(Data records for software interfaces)

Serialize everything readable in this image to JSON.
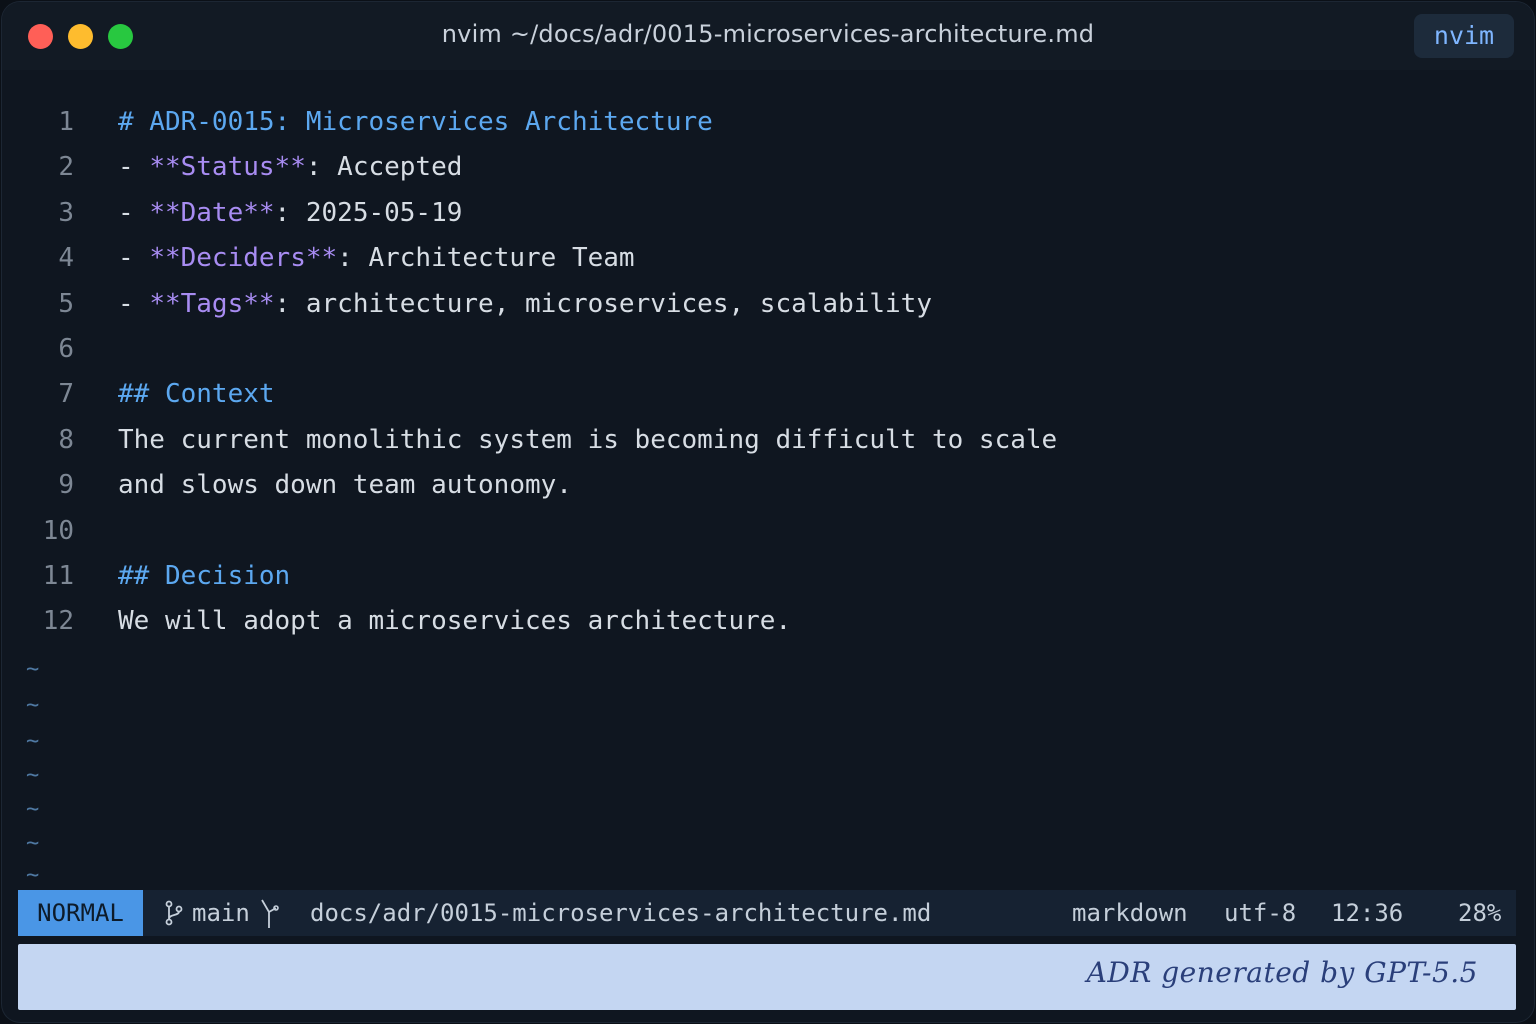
{
  "window": {
    "title": "nvim  ~/docs/adr/0015-microservices-architecture.md",
    "app_badge": "nvim"
  },
  "editor": {
    "lines": [
      {
        "num": "1",
        "parts": [
          {
            "t": "# ADR-0015: Microservices Architecture",
            "c": "h"
          }
        ]
      },
      {
        "num": "2",
        "parts": [
          {
            "t": "- ",
            "c": "bullet"
          },
          {
            "t": "**Status**",
            "c": "bold"
          },
          {
            "t": ": Accepted",
            "c": ""
          }
        ]
      },
      {
        "num": "3",
        "parts": [
          {
            "t": "- ",
            "c": "bullet"
          },
          {
            "t": "**Date**",
            "c": "bold"
          },
          {
            "t": ": 2025-05-19",
            "c": ""
          }
        ]
      },
      {
        "num": "4",
        "parts": [
          {
            "t": "- ",
            "c": "bullet"
          },
          {
            "t": "**Deciders**",
            "c": "bold"
          },
          {
            "t": ": Architecture Team",
            "c": ""
          }
        ]
      },
      {
        "num": "5",
        "parts": [
          {
            "t": "- ",
            "c": "bullet"
          },
          {
            "t": "**Tags**",
            "c": "bold"
          },
          {
            "t": ": architecture, microservices, scalability",
            "c": ""
          }
        ]
      },
      {
        "num": "6",
        "parts": []
      },
      {
        "num": "7",
        "parts": [
          {
            "t": "## Context",
            "c": "h"
          }
        ]
      },
      {
        "num": "8",
        "parts": [
          {
            "t": "The current monolithic system is becoming difficult to scale",
            "c": ""
          }
        ]
      },
      {
        "num": "9",
        "parts": [
          {
            "t": "and slows down team autonomy.",
            "c": ""
          }
        ]
      },
      {
        "num": "10",
        "parts": []
      },
      {
        "num": "11",
        "parts": [
          {
            "t": "## Decision",
            "c": "h"
          }
        ]
      },
      {
        "num": "12",
        "parts": [
          {
            "t": "We will adopt a microservices architecture.",
            "c": ""
          }
        ]
      }
    ],
    "tilde": "~"
  },
  "statusline": {
    "mode": "NORMAL",
    "branch": "main",
    "path": "docs/adr/0015-microservices-architecture.md",
    "filetype": "markdown",
    "encoding": "utf-8",
    "position": "12:36",
    "percent": "28%"
  },
  "cmdline": {
    "signature": "ADR generated by GPT-5.5"
  },
  "colors": {
    "heading": "#5ca8f0",
    "bold_marker": "#a88cf2",
    "mode_bg": "#4a96e6",
    "background": "#0f1620"
  }
}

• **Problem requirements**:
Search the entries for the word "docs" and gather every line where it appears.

• **Output for this task**:
    "title": "nvim  ~/docs/adr/0015-microservices-architecture.md",
    "path": "docs/adr/0015-microservices-architecture.md",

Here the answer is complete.